While General MacArthur did not spell out these latest requirements, he implied that twenty-four battalions of non-divisional artillery would be needed. He recommended that, since the necessary battalions were not available, they be activated and "an intensive training program of appropriate scale be set in motion at once." [05-61]
[05-61] Rad, CX 58750, CINCFE to DA, 26 Jul. 50.
Without an adequate support base behind the battle line in Korea and in the larger service area in Japan, the fighting units could not sustain their desperate defense, much less attack.
Although the greatest emphasis was placed on infantry, artillery, armored, and other combat-type units and soldiers during July, the demand for service units and troops increased steadily.
Technical service units to supply front-line soldiers, to repair damaged weapons and equipment, to keep communications in operation, and to perform the hundreds of vital support operations required by a modern army, had been at a premium in the FEC when the war broke out.
Japanese specialists and workmen performed in large part the peacetime version of service support for the Far East Command.

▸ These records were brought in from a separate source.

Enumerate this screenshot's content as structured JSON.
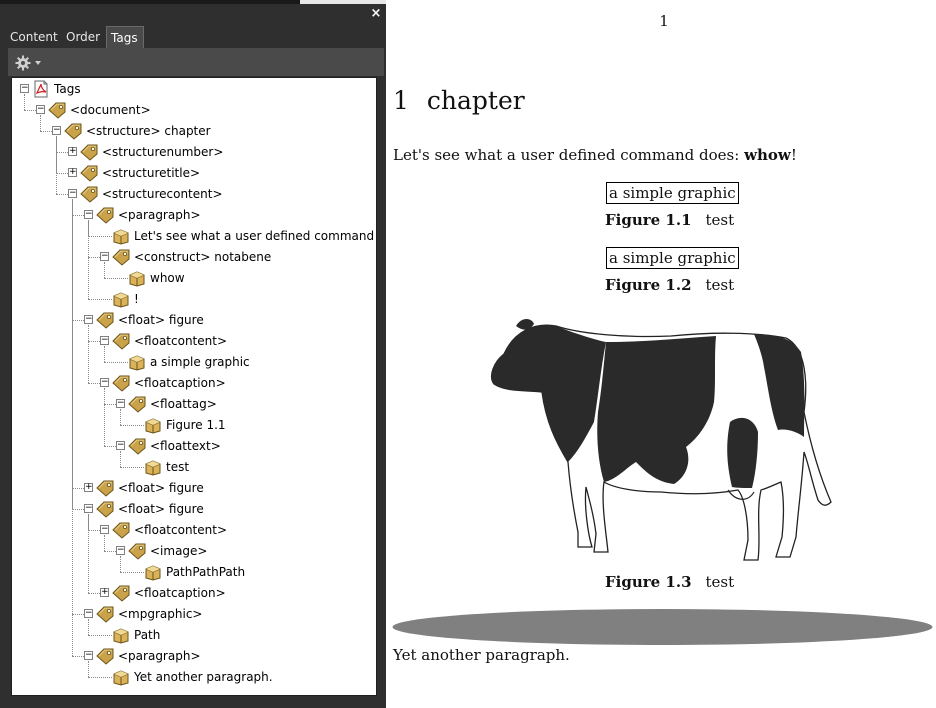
{
  "panel": {
    "close_symbol": "×",
    "tabs": [
      {
        "label": "Content"
      },
      {
        "label": "Order"
      },
      {
        "label": "Tags"
      }
    ],
    "options_icon": "gear-icon",
    "tree": [
      {
        "label": "Tags",
        "toggle": "−",
        "icon": "pdf-icon"
      },
      {
        "label": "<document>",
        "toggle": "−",
        "icon": "tag-icon"
      },
      {
        "label": "<structure> chapter",
        "toggle": "−",
        "icon": "tag-icon"
      },
      {
        "label": "<structurenumber>",
        "toggle": "+",
        "icon": "tag-icon"
      },
      {
        "label": "<structuretitle>",
        "toggle": "+",
        "icon": "tag-icon"
      },
      {
        "label": "<structurecontent>",
        "toggle": "−",
        "icon": "tag-icon"
      },
      {
        "label": "<paragraph>",
        "toggle": "−",
        "icon": "tag-icon"
      },
      {
        "label": "Let's see what a user defined command does:",
        "toggle": "",
        "icon": "content-box-icon"
      },
      {
        "label": "<construct> notabene",
        "toggle": "−",
        "icon": "tag-icon"
      },
      {
        "label": "whow",
        "toggle": "",
        "icon": "content-box-icon"
      },
      {
        "label": "!",
        "toggle": "",
        "icon": "content-box-icon"
      },
      {
        "label": "<float> figure",
        "toggle": "−",
        "icon": "tag-icon"
      },
      {
        "label": "<floatcontent>",
        "toggle": "−",
        "icon": "tag-icon"
      },
      {
        "label": "a simple graphic",
        "toggle": "",
        "icon": "content-box-icon"
      },
      {
        "label": "<floatcaption>",
        "toggle": "−",
        "icon": "tag-icon"
      },
      {
        "label": "<floattag>",
        "toggle": "−",
        "icon": "tag-icon"
      },
      {
        "label": "Figure 1.1",
        "toggle": "",
        "icon": "content-box-icon"
      },
      {
        "label": "<floattext>",
        "toggle": "−",
        "icon": "tag-icon"
      },
      {
        "label": "test",
        "toggle": "",
        "icon": "content-box-icon"
      },
      {
        "label": "<float> figure",
        "toggle": "+",
        "icon": "tag-icon"
      },
      {
        "label": "<float> figure",
        "toggle": "−",
        "icon": "tag-icon"
      },
      {
        "label": "<floatcontent>",
        "toggle": "−",
        "icon": "tag-icon"
      },
      {
        "label": "<image>",
        "toggle": "−",
        "icon": "tag-icon"
      },
      {
        "label": "PathPathPath",
        "toggle": "",
        "icon": "content-box-icon"
      },
      {
        "label": "<floatcaption>",
        "toggle": "+",
        "icon": "tag-icon"
      },
      {
        "label": "<mpgraphic>",
        "toggle": "−",
        "icon": "tag-icon"
      },
      {
        "label": "Path",
        "toggle": "",
        "icon": "content-box-icon"
      },
      {
        "label": "<paragraph>",
        "toggle": "−",
        "icon": "tag-icon"
      },
      {
        "label": "Yet another paragraph.",
        "toggle": "",
        "icon": "content-box-icon"
      }
    ]
  },
  "document": {
    "page_number": "1",
    "chapter_number": "1",
    "chapter_title": "chapter",
    "para1_prefix": "Let's see what a user defined command does:",
    "para1_bold": "whow",
    "para1_suffix": "!",
    "figures": [
      {
        "graphic_text": "a simple graphic",
        "tag": "Figure 1.1",
        "text": "test"
      },
      {
        "graphic_text": "a simple graphic",
        "tag": "Figure 1.2",
        "text": "test"
      },
      {
        "graphic_text": "",
        "tag": "Figure 1.3",
        "text": "test"
      }
    ],
    "para2": "Yet another paragraph.",
    "colors": {
      "shadow": "#808080",
      "cow_black": "#2a2a2a"
    }
  }
}
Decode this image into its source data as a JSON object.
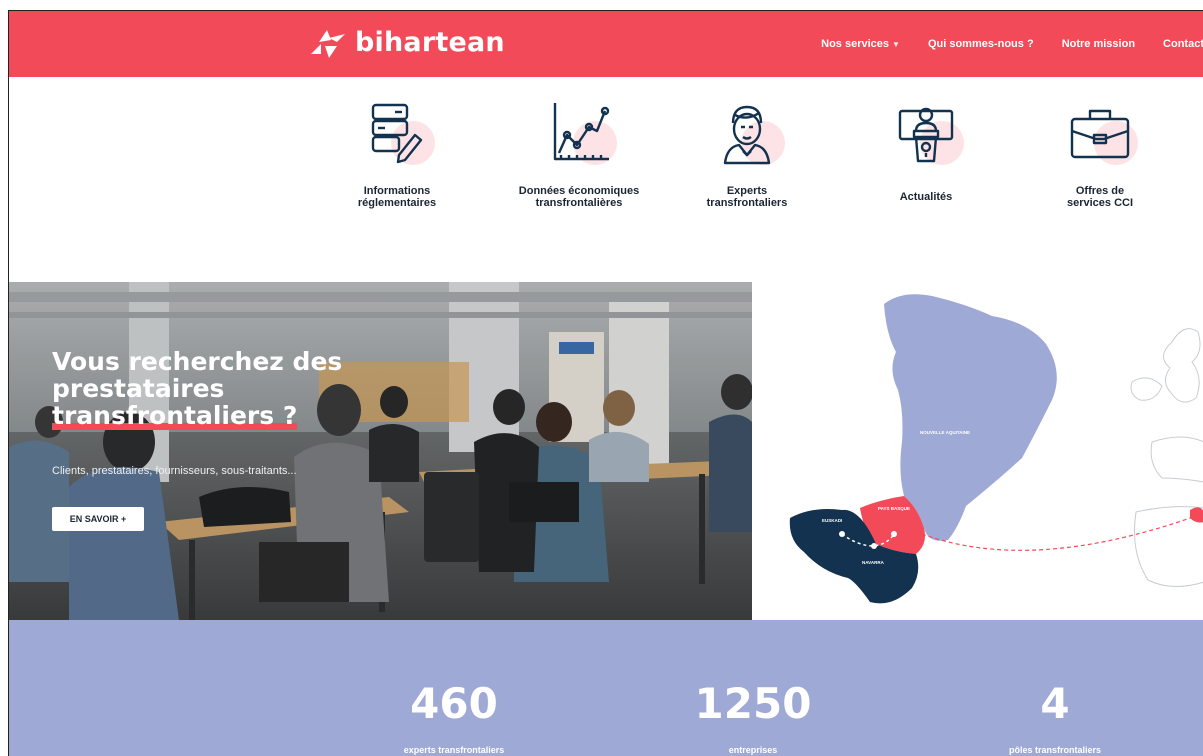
{
  "header": {
    "brand": "bihartean",
    "nav": [
      {
        "label": "Nos services"
      },
      {
        "label": "Qui sommes-nous ?"
      },
      {
        "label": "Notre mission"
      },
      {
        "label": "Contact"
      }
    ]
  },
  "services": [
    {
      "label_line1": "Informations",
      "label_line2": "réglementaires",
      "icon": "server-pencil-icon"
    },
    {
      "label_line1": "Données économiques",
      "label_line2": "transfrontalières",
      "icon": "line-chart-icon"
    },
    {
      "label_line1": "Experts",
      "label_line2": "transfrontaliers",
      "icon": "expert-avatar-icon"
    },
    {
      "label_line1": "Actualités",
      "label_line2": "",
      "icon": "speaker-podium-icon"
    },
    {
      "label_line1": "Offres de",
      "label_line2": "services CCI",
      "icon": "briefcase-icon"
    }
  ],
  "hero": {
    "title_line1": "Vous recherchez des",
    "title_line2": "prestataires",
    "title_line3": "transfrontaliers ?",
    "subtitle": "Clients, prestataires, fournisseurs, sous-traitants...",
    "cta": "EN SAVOIR +"
  },
  "map": {
    "labels": {
      "nouvelle_aquitaine": "NOUVELLE AQUITAINE",
      "pays_basque": "PAYS BASQUE",
      "euskadi": "EUSKADI",
      "navarra": "NAVARRA"
    }
  },
  "stats": [
    {
      "value": "460",
      "caption": "experts transfrontaliers"
    },
    {
      "value": "1250",
      "caption": "entreprises"
    },
    {
      "value": "4",
      "caption": "pôles transfrontaliers"
    }
  ],
  "colors": {
    "brand_red": "#f24a59",
    "navy": "#13324f",
    "lavender": "#9ea9d6"
  }
}
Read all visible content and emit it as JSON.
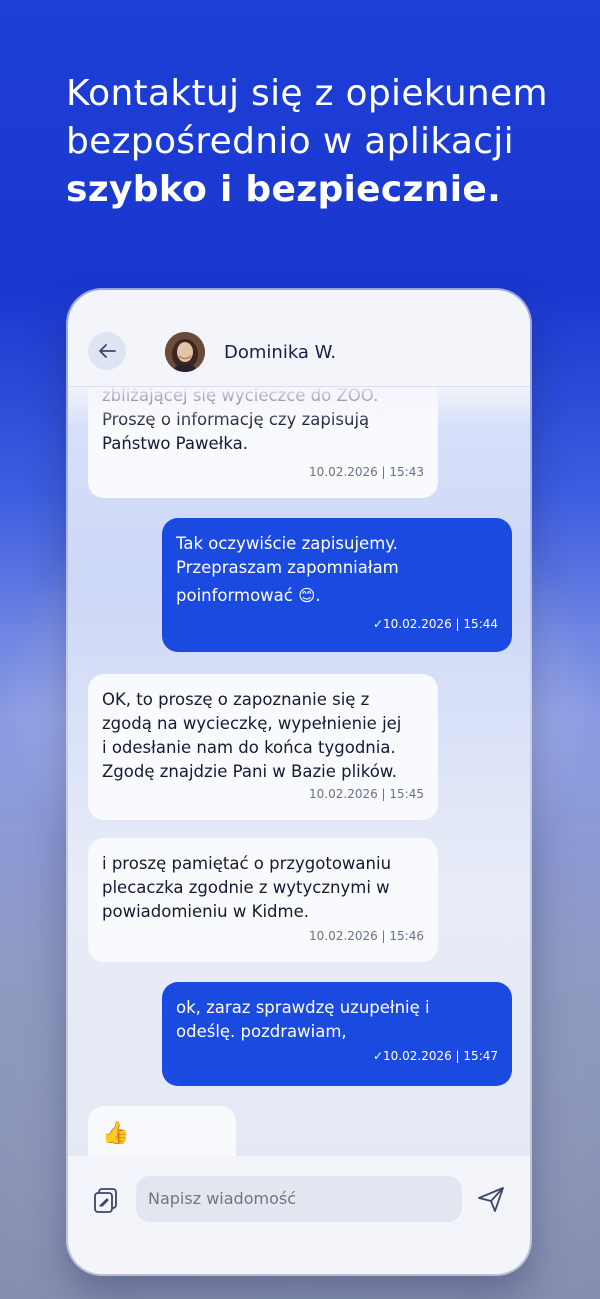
{
  "headline": {
    "line1": "Kontaktuj się z opiekunem",
    "line2": "bezpośrednio w aplikacji",
    "line3": "szybko i bezpiecznie."
  },
  "chat_header": {
    "contact_name": "Dominika W."
  },
  "messages": [
    {
      "direction": "in",
      "lines": [
        "zbliżającej się wycieczce do ZOO.",
        "Proszę o informację czy zapisują",
        "Państwo Pawełka."
      ],
      "timestamp": "10.02.2026 | 15:43"
    },
    {
      "direction": "out",
      "lines": [
        "Tak oczywiście zapisujemy.",
        "Przepraszam zapomniałam",
        "poinformować 😊."
      ],
      "timestamp": "✓10.02.2026 | 15:44"
    },
    {
      "direction": "in",
      "lines": [
        "OK, to proszę o zapoznanie się z",
        "zgodą na wycieczkę, wypełnienie jej",
        "i odesłanie nam do końca tygodnia.",
        "Zgodę znajdzie Pani w Bazie plików."
      ],
      "timestamp": "10.02.2026 | 15:45"
    },
    {
      "direction": "in",
      "lines": [
        "i proszę pamiętać o przygotowaniu",
        "plecaczka zgodnie z wytycznymi w",
        "powiadomieniu w Kidme."
      ],
      "timestamp": "10.02.2026 | 15:46"
    },
    {
      "direction": "out",
      "lines": [
        "ok, zaraz sprawdzę uzupełnię i",
        "odeślę. pozdrawiam,"
      ],
      "timestamp": "✓10.02.2026 | 15:47"
    },
    {
      "direction": "in",
      "lines": [
        "👍"
      ],
      "timestamp": ""
    }
  ],
  "composer": {
    "placeholder": "Napisz wiadomość"
  },
  "icons": {
    "back": "arrow-left-icon",
    "attach": "attachment-icon",
    "send": "send-icon"
  },
  "colors": {
    "accent": "#1b4ae0",
    "background_top": "#1d3fd6",
    "incoming_bubble": "#f9fafd"
  }
}
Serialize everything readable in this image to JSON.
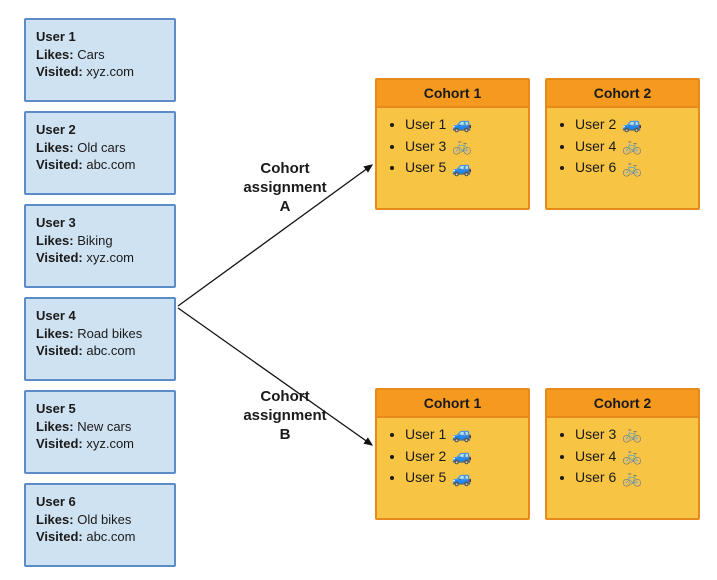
{
  "users": [
    {
      "name": "User 1",
      "likes_label": "Likes:",
      "likes": "Cars",
      "visited_label": "Visited:",
      "visited": "xyz.com"
    },
    {
      "name": "User 2",
      "likes_label": "Likes:",
      "likes": "Old cars",
      "visited_label": "Visited:",
      "visited": "abc.com"
    },
    {
      "name": "User 3",
      "likes_label": "Likes:",
      "likes": "Biking",
      "visited_label": "Visited:",
      "visited": "xyz.com"
    },
    {
      "name": "User 4",
      "likes_label": "Likes:",
      "likes": "Road bikes",
      "visited_label": "Visited:",
      "visited": "abc.com"
    },
    {
      "name": "User 5",
      "likes_label": "Likes:",
      "likes": "New cars",
      "visited_label": "Visited:",
      "visited": "xyz.com"
    },
    {
      "name": "User 6",
      "likes_label": "Likes:",
      "likes": "Old bikes",
      "visited_label": "Visited:",
      "visited": "abc.com"
    }
  ],
  "assignments": {
    "A": {
      "line1": "Cohort",
      "line2": "assignment",
      "line3": "A"
    },
    "B": {
      "line1": "Cohort",
      "line2": "assignment",
      "line3": "B"
    }
  },
  "icons": {
    "car": "🚙",
    "bike": "🚲"
  },
  "cohort_groups": {
    "A": {
      "1": {
        "title": "Cohort 1",
        "items": [
          {
            "label": "User 1",
            "icon": "car"
          },
          {
            "label": "User 3",
            "icon": "bike"
          },
          {
            "label": "User 5",
            "icon": "car"
          }
        ]
      },
      "2": {
        "title": "Cohort 2",
        "items": [
          {
            "label": "User 2",
            "icon": "car"
          },
          {
            "label": "User 4",
            "icon": "bike"
          },
          {
            "label": "User 6",
            "icon": "bike"
          }
        ]
      }
    },
    "B": {
      "1": {
        "title": "Cohort 1",
        "items": [
          {
            "label": "User 1",
            "icon": "car"
          },
          {
            "label": "User 2",
            "icon": "car"
          },
          {
            "label": "User 5",
            "icon": "car"
          }
        ]
      },
      "2": {
        "title": "Cohort 2",
        "items": [
          {
            "label": "User 3",
            "icon": "bike"
          },
          {
            "label": "User 4",
            "icon": "bike"
          },
          {
            "label": "User 6",
            "icon": "bike"
          }
        ]
      }
    }
  }
}
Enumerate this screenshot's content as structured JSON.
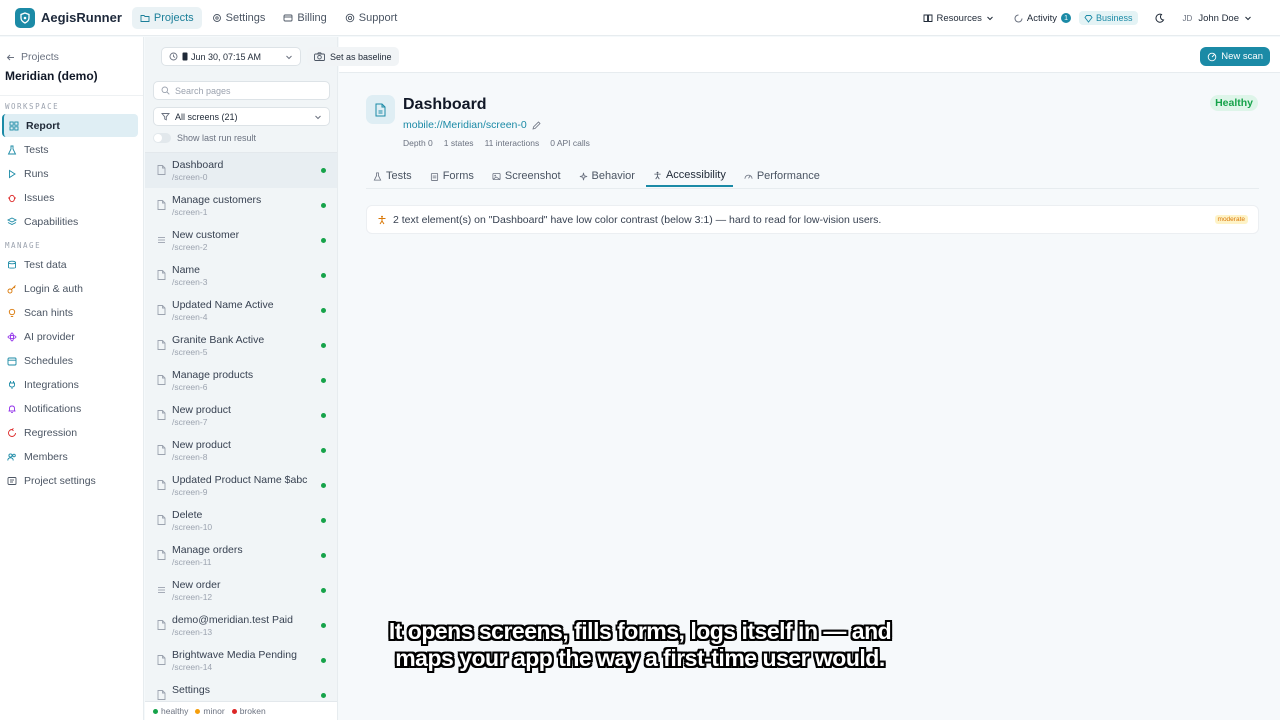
{
  "brand": {
    "name": "AegisRunner"
  },
  "topnav": {
    "items": [
      {
        "label": "Projects",
        "icon": "folder-icon",
        "active": true
      },
      {
        "label": "Settings",
        "icon": "gear-icon",
        "active": false
      },
      {
        "label": "Billing",
        "icon": "card-icon",
        "active": false
      },
      {
        "label": "Support",
        "icon": "support-icon",
        "active": false
      }
    ],
    "resources": "Resources",
    "activity": "Activity",
    "activity_count": "1",
    "plan": "Business",
    "user_initials": "JD",
    "user_name": "John Doe"
  },
  "sidebar": {
    "back_label": "Projects",
    "project_name": "Meridian (demo)",
    "workspace_label": "WORKSPACE",
    "workspace_items": [
      "Report",
      "Tests",
      "Runs",
      "Issues",
      "Capabilities"
    ],
    "manage_label": "MANAGE",
    "manage_items": [
      "Test data",
      "Login & auth",
      "Scan hints",
      "AI provider",
      "Schedules",
      "Integrations",
      "Notifications",
      "Regression",
      "Members",
      "Project settings"
    ]
  },
  "pages_panel": {
    "search_placeholder": "Search pages",
    "filter_value": "All screens (21)",
    "toggle_label": "Show last run result",
    "items": [
      {
        "title": "Dashboard",
        "path": "/screen-0"
      },
      {
        "title": "Manage customers",
        "path": "/screen-1"
      },
      {
        "title": "New customer",
        "path": "/screen-2"
      },
      {
        "title": "Name",
        "path": "/screen-3"
      },
      {
        "title": "Updated Name Active",
        "path": "/screen-4"
      },
      {
        "title": "Granite Bank Active",
        "path": "/screen-5"
      },
      {
        "title": "Manage products",
        "path": "/screen-6"
      },
      {
        "title": "New product",
        "path": "/screen-7"
      },
      {
        "title": "New product",
        "path": "/screen-8"
      },
      {
        "title": "Updated Product Name $abc",
        "path": "/screen-9"
      },
      {
        "title": "Delete",
        "path": "/screen-10"
      },
      {
        "title": "Manage orders",
        "path": "/screen-11"
      },
      {
        "title": "New order",
        "path": "/screen-12"
      },
      {
        "title": "demo@meridian.test Paid",
        "path": "/screen-13"
      },
      {
        "title": "Brightwave Media Pending",
        "path": "/screen-14"
      },
      {
        "title": "Settings",
        "path": ""
      }
    ],
    "legend": {
      "healthy": "healthy",
      "minor": "minor",
      "broken": "broken"
    }
  },
  "toolbar": {
    "run_select": "Jun 30, 07:15 AM",
    "baseline_label": "Set as baseline",
    "new_scan_label": "New scan"
  },
  "page": {
    "title": "Dashboard",
    "url": "mobile://Meridian/screen-0",
    "meta": {
      "depth": "Depth 0",
      "states": "1 states",
      "interactions": "11 interactions",
      "api": "0 API calls"
    },
    "status": "Healthy",
    "tabs": [
      "Tests",
      "Forms",
      "Screenshot",
      "Behavior",
      "Accessibility",
      "Performance"
    ],
    "active_tab": "Accessibility",
    "issue": {
      "text": "2 text element(s) on \"Dashboard\" have low color contrast (below 3:1) — hard to read for low-vision users.",
      "severity": "moderate"
    }
  },
  "caption": {
    "line1": "It opens screens, fills forms, logs itself in — and",
    "line2": "maps your app the way a first-time user would."
  },
  "colors": {
    "accent": "#1b8aa6",
    "healthy": "#16a34a",
    "minor": "#f59e0b",
    "broken": "#dc2626"
  }
}
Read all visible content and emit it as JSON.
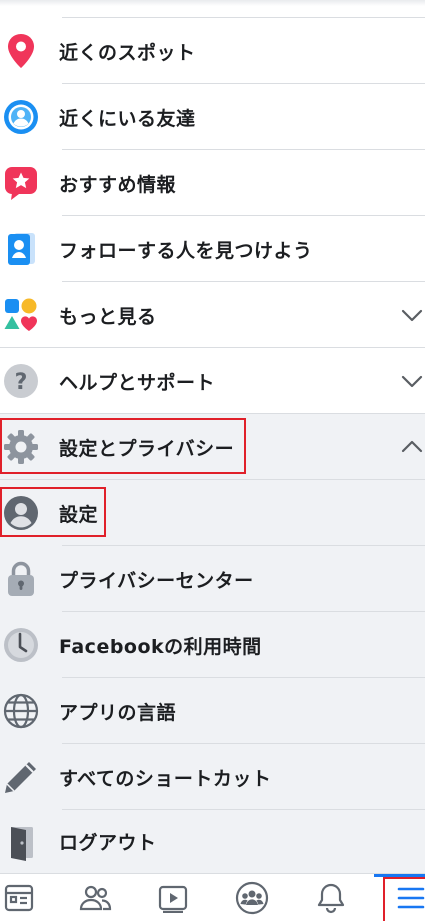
{
  "menu": {
    "items": [
      {
        "id": "nearby-spots",
        "label": "近くのスポット",
        "icon": "location-pin-icon"
      },
      {
        "id": "nearby-friends",
        "label": "近くにいる友達",
        "icon": "nearby-friends-icon"
      },
      {
        "id": "recommendations",
        "label": "おすすめ情報",
        "icon": "star-bubble-icon"
      },
      {
        "id": "find-friends",
        "label": "フォローする人を見つけよう",
        "icon": "contact-card-icon"
      },
      {
        "id": "see-more",
        "label": "もっと見る",
        "icon": "shapes-icon"
      },
      {
        "id": "help-support",
        "label": "ヘルプとサポート",
        "icon": "question-icon"
      },
      {
        "id": "settings-privacy",
        "label": "設定とプライバシー",
        "icon": "gear-icon"
      },
      {
        "id": "settings",
        "label": "設定",
        "icon": "person-icon"
      },
      {
        "id": "privacy-center",
        "label": "プライバシーセンター",
        "icon": "lock-icon"
      },
      {
        "id": "time-on-facebook",
        "label": "Facebookの利用時間",
        "icon": "clock-icon"
      },
      {
        "id": "app-language",
        "label": "アプリの言語",
        "icon": "globe-icon"
      },
      {
        "id": "all-shortcuts",
        "label": "すべてのショートカット",
        "icon": "pencil-icon"
      },
      {
        "id": "logout",
        "label": "ログアウト",
        "icon": "door-icon"
      }
    ]
  },
  "tabbar": {
    "tabs": [
      {
        "id": "news-feed",
        "icon": "news-feed-icon"
      },
      {
        "id": "friends",
        "icon": "friends-icon"
      },
      {
        "id": "watch",
        "icon": "video-play-icon"
      },
      {
        "id": "groups",
        "icon": "groups-icon"
      },
      {
        "id": "notifications",
        "icon": "bell-icon"
      },
      {
        "id": "menu",
        "icon": "hamburger-menu-icon",
        "active": true
      }
    ]
  },
  "colors": {
    "accent": "#1877f2",
    "highlight_box": "#e0202a",
    "expanded_bg": "#f0f2f5"
  }
}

The few available service units had been depleted when specialists and other trained men had been handed rifles and sent to fight as infantry.
Some types of combat and non-combat support were needed more immediately than other types. In view, for instance, of the hundreds of tons of ammunition of all types on its way to the Far East Command for the Korean fighting, ordnance specialists qualified to handle ammunition were needed at once.